Picking winners and losers is a well-worn theme for cannabis investors looking to place bets on companies building strong brands, turning a regular profit, and capturing meaningful chunks of the market.
With the global economy withering under the COVID-19 pandemic, the odds of a wave of bankruptcies wiping out underperforming cannabis firms swept up in the 2018 hype around recreational legalization are on the rise.
“Even prior to COVID-19, we expected industry exits,” CIBC analyst John Zamparo wrote in a research note last week. “The pandemic will likely serve as an accelerant.”
He recently slashed his 2020 retail sales estimate to $2.5 billion, from his prior forecast of $3.4 billion.
Cracks were widening in the sector prior to the novel coronavirus becoming a full-fledged global pandemic. Early 2020 was marked by major layoffs, lacklustre financial results, and executive departures.
Adding to the virus-related headwinds, licenced producers continue to grapple with limited financing options, unforgiving capital markets and resilient illicit sales. In late March, embattled Canadian cannabis producer CannTrust Holdings (TRST.TO)(CTST) and James E. Wagner Cultivation (JWCA.V) both filed for bankruptcy protection.
Cannabis spending briefly surged at the onset of COVID-19 in Canada as stay-at-home orders spurred panic-buying.
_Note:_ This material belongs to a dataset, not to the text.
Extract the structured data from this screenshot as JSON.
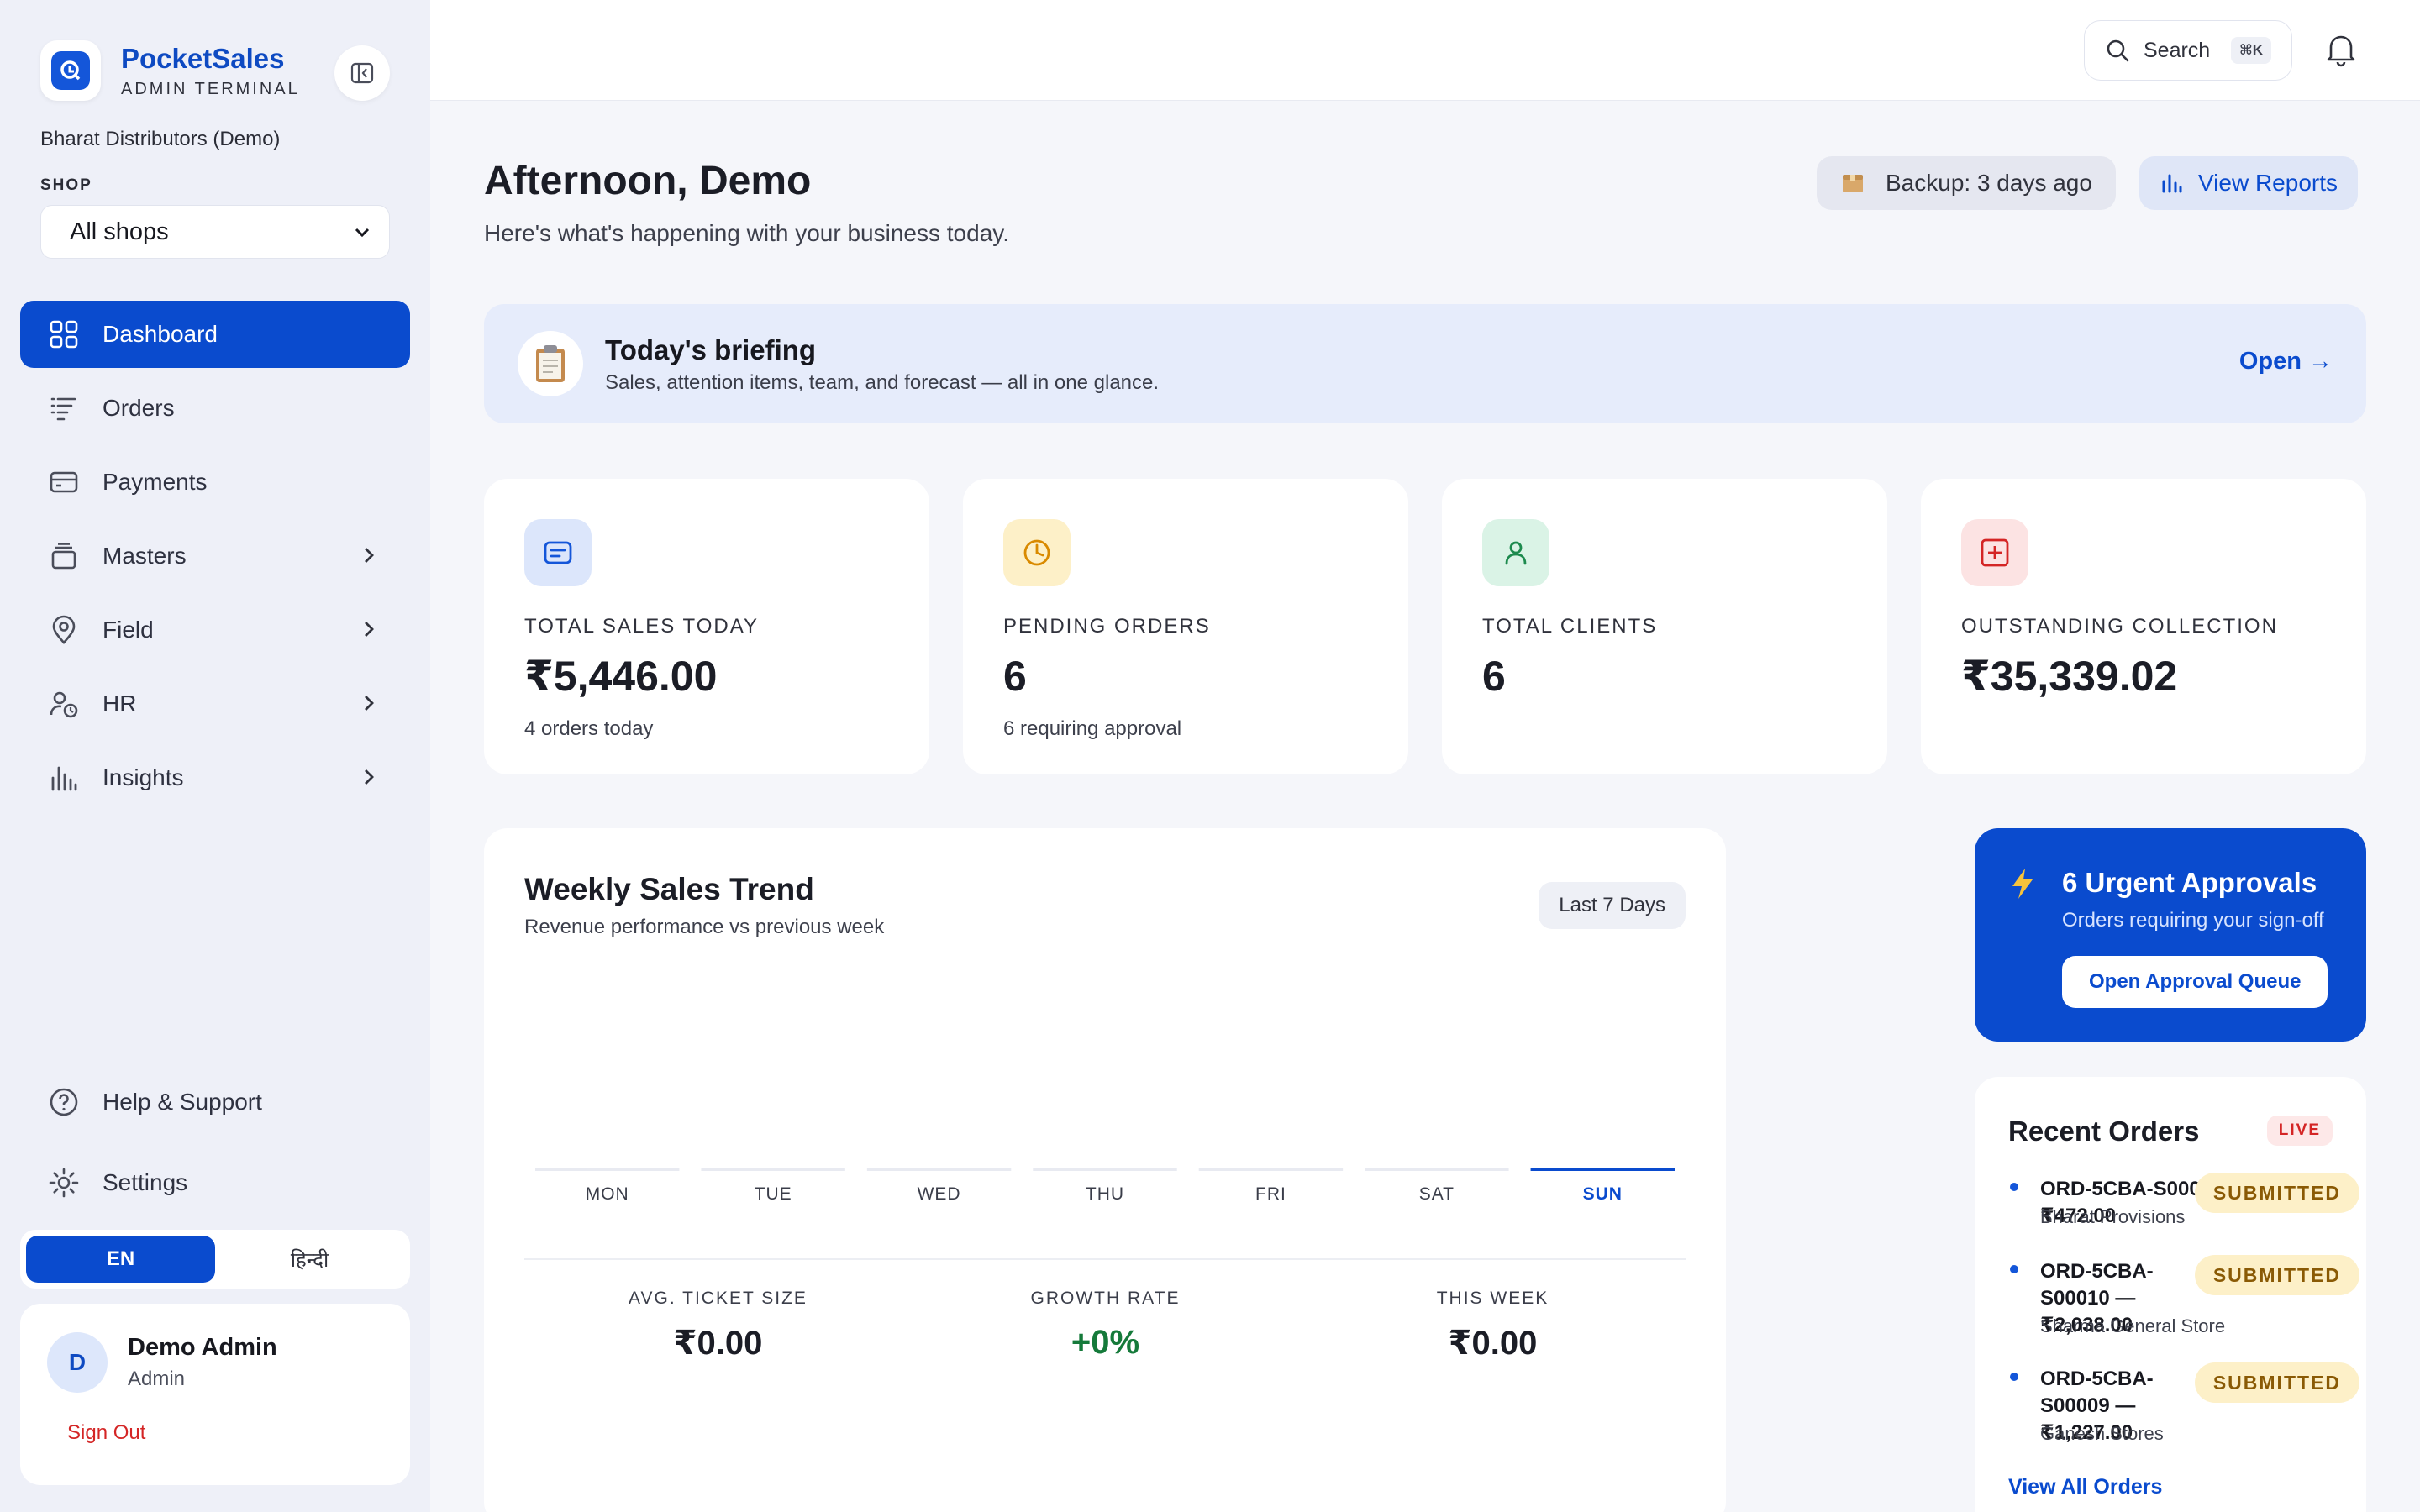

However, the virus forced physical retail stores, the most popular sales channel, to close their doors and pivot to online.
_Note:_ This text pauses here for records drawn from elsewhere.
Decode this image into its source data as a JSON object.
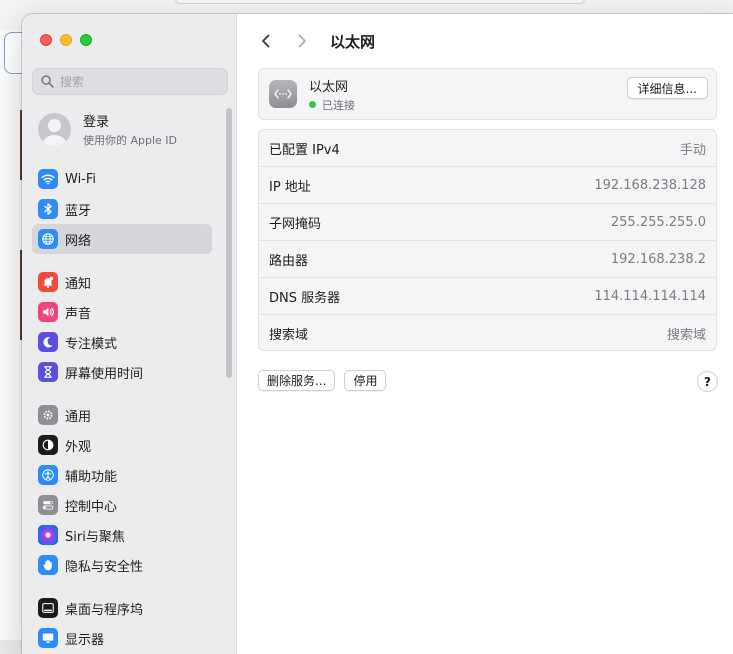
{
  "sidebar": {
    "search": {
      "placeholder": "搜索"
    },
    "account": {
      "title": "登录",
      "subtitle": "使用你的 Apple ID"
    },
    "items_group1": [
      {
        "label": "Wi-Fi",
        "icon": "wifi-icon",
        "color": "#2f8cf7"
      },
      {
        "label": "蓝牙",
        "icon": "bluetooth-icon",
        "color": "#2f8cf7"
      },
      {
        "label": "网络",
        "icon": "globe-icon",
        "color": "#2f8cf7",
        "active": true
      }
    ],
    "items_group2": [
      {
        "label": "通知",
        "icon": "bell-icon",
        "color": "#f04a3c"
      },
      {
        "label": "声音",
        "icon": "speaker-icon",
        "color": "#f0457a"
      },
      {
        "label": "专注模式",
        "icon": "moon-icon",
        "color": "#5b4ede"
      },
      {
        "label": "屏幕使用时间",
        "icon": "hourglass-icon",
        "color": "#5b4ede"
      }
    ],
    "items_group3": [
      {
        "label": "通用",
        "icon": "gear-icon",
        "color": "#8e8e93"
      },
      {
        "label": "外观",
        "icon": "appearance-icon",
        "color": "#1c1c1e"
      },
      {
        "label": "辅助功能",
        "icon": "accessibility-icon",
        "color": "#2f8cf7"
      },
      {
        "label": "控制中心",
        "icon": "switches-icon",
        "color": "#8e8e93"
      },
      {
        "label": "Siri与聚焦",
        "icon": "siri-icon",
        "color": "#222"
      },
      {
        "label": "隐私与安全性",
        "icon": "hand-icon",
        "color": "#2f8cf7"
      }
    ],
    "items_group4": [
      {
        "label": "桌面与程序坞",
        "icon": "dock-icon",
        "color": "#1c1c1e"
      },
      {
        "label": "显示器",
        "icon": "display-icon",
        "color": "#2f8cf7"
      }
    ]
  },
  "header": {
    "title": "以太网"
  },
  "service": {
    "name": "以太网",
    "status": "已连接",
    "status_color": "#30c74c",
    "details_button": "详细信息..."
  },
  "info_rows": [
    {
      "key": "已配置 IPv4",
      "value": "手动"
    },
    {
      "key": "IP 地址",
      "value": "192.168.238.128"
    },
    {
      "key": "子网掩码",
      "value": "255.255.255.0"
    },
    {
      "key": "路由器",
      "value": "192.168.238.2"
    },
    {
      "key": "DNS 服务器",
      "value": "114.114.114.114"
    },
    {
      "key": "搜索域",
      "value": "搜索域"
    }
  ],
  "actions": {
    "delete_service": "删除服务...",
    "disable": "停用",
    "help": "?"
  }
}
The ongoing pandemic will also delay the pace of new store openings in the underserved Ontario market, leaving Canada’s most populous province with about 50 locations in the near-term, compared to the hundreds of shops in smaller neighbouring provinces.
“The catalyst for the Canadian marketplace in 2020 was already predetermined: the launch of hundreds of stores in Ontario was set to unlock the industry’s potential. COVID-19 has now brought about serious doubt as to when that might occur,” Zamparo wrote.
With new storm clouds gathering over the battered sector, Yahoo Finance Canada turned to a method of determining bankruptcy risk developed in the 1960s.
New York University Stern School of Business professor emeritus Edward Altman’s Z-score weighs five ratios using data from financial filings to predict the probability that a firm will go bust within two years. It’s not a measure of when a firm will file for legal bankruptcy, but rather how closely it resembles other firms that have done so.
The formula takes into account metrics for profitability, debt, and liquidity. The results are by no means definitive, and cannot account for factors not represented in the data, such as new sources of funding that could keep a company alive.
In this case, the scores capture a snapshot of cannabis companies as they reported their most recent quarterly results. Much of the data reflects periods prior to the economic shock of COVID-19.
According to Altman, scores of 1.8 or below indicate a risk of bankruptcy, and scores over three suggest a sounder footing. For reference, Goldman Sachs recently assigned energy drink-maker Monster Beverage (MNST) and Facebook (FB) Z-scores of 22.7 and 11.8, respectively.
Here’s how 10 Canadian cannabis companies ranked:
MediPharm Labs (LABS.TO): 9.03
The Valens Company (VLNS.TO): 4.35
Tilray (TLRY): 0.09
Sundial Growers (SNDL): -1.26
Data for this story was compiled using Sentieo.
Jeff Lagerquist is a senior reporter at Yahoo Finance Canada. Follow him on Twitter @jefflagerquist.